"The Democratic leadership, by putting a stranglehold on the amendment and debate process, [is] causing us to postpone a very important issue,” said Senate Majority Leader Bill Frist at a separate news conference, “and that is addressing our border security."
Some lawmakers, including Senator Dick Durbin, an Illinois Democrat, are concerned that the Senate has lost a good opportunity to deal with immigration, which most Americans agree needs to be reformed. "It is going to be a tough uphill battle now,” he said, “with the limited time we have in this session."
But Senator Arlen Specter, the Pennsylvania Republican who chairs the Senate Judiciary Committee, vows to bring up immigration reform at his panel's first hearing after the congressional break, to keep the issue alive. "There is no doubt that there is urgency to protect our borders, to make sure we do not have terrorists crossing the borders, to make sure we do not have criminals crossing the borders,” he said, “and to take care of the economic needs of the country on immigrant workers, and to do something, which makes sense for the 11-million undocumented workers."
But what to do about those undocumented workers who are already here is a subject that is dividing Republicans this year, when many lawmakers will be seeking re-election. Many Republicans, including President Bush, support a “guest worker” program, which many members of the party's conservative base oppose. In addition, Republicans are concerned about alienating the growing and increasingly influential Hispanic electorate.
The issue has galvanized the Hispanic community, prompting hundreds of thousands to take to the streets of major U.S. cities to protest a tough immigration reform bill passed by the House of Representatives last year, which calls for designating undocumented workers "felons," and building a wall along portions of the U.S.-Mexican border.
Another day of demonstrations is planned Monday.
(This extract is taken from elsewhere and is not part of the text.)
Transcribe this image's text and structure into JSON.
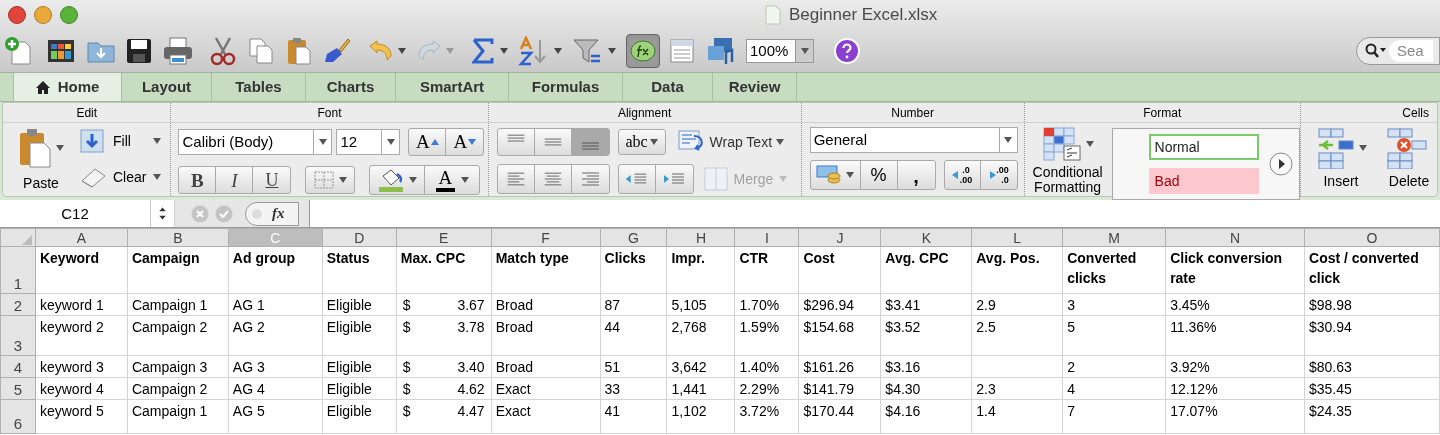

Any bill that is approved by the Senate will have to be reconciled with the House measure, which does not include a guest worker program, before it is sent to President Bush for signature.